amazon logo
More Info


New from Oxford University Press!

ad

The Vulgar Tongue: Green's History of Slang

By Jonathon Green

A comprehensive history of slang in the English speaking world by its leading lexicographer.


New from Cambridge University Press!

ad

The Universal Structure of Categories: Towards a Formal Typology

By Martina Wiltschko

This book presents a new theory of grammatical categories - the Universal Spine Hypothesis - and reinforces generative notions of Universal Grammar while accommodating insights from linguistic typology.


New from Brill!

ad

Brill's MyBook Program

Do you have access to Dynamics of Morphological Productivity through your library? Then you can by the paperback for only €25 or $25! Find out more about Brill's MyBook program!


Academic Paper


Title: Word-internal /t,d/ Deletion in Spontaneous Speech: Modeling
Author: Elizabeth V. Hume
Institution: Ohio State University
William D. Raymond
Institution: Ohio State University
Linguistic Field: Phonetics; Phonology
Subject Language: English
Abstract: The deletion of word-internal alveolar stops in spontaneous English speech is a variation phenomenon that has not previously been investigated. This study quantifies internal deletion statistically using a range of linguistic and extra-linguistic variables, and interprets the results within a model of speech production. Effects were found for speech rate and fluency, word form and word predictability, prominence, and aspects of the local phonological context. Results of the study are compared to results from the numerous
studies of word-final alveolar stop deletion, internal deletion in laboratory speech, and also to another internal alveolar stop process, flapping. Our findings suggest that word-internal alveolar stop deletion is not a unitary phenomenon, but two different processes that arise at different points during speech production. In syllable codas, deletion results from cluster simplification to achieve gestural economy and is introduced during segment planning. In syllable onsets, deletion is one outcome of gradient lenition that results from gestural reduction during articulation.

CUP at LINGUIST

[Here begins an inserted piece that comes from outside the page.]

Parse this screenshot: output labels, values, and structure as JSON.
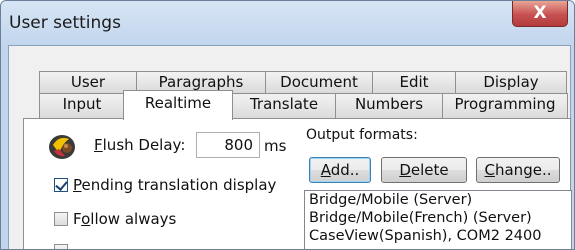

This article appears in Language Variation and Change Vol. 18, Issue 1, which you can read on Cambridge's site or on LINGUIST .



Back
Add a new paper
Return to Academic Papers main page
Return to Directory of Linguists main page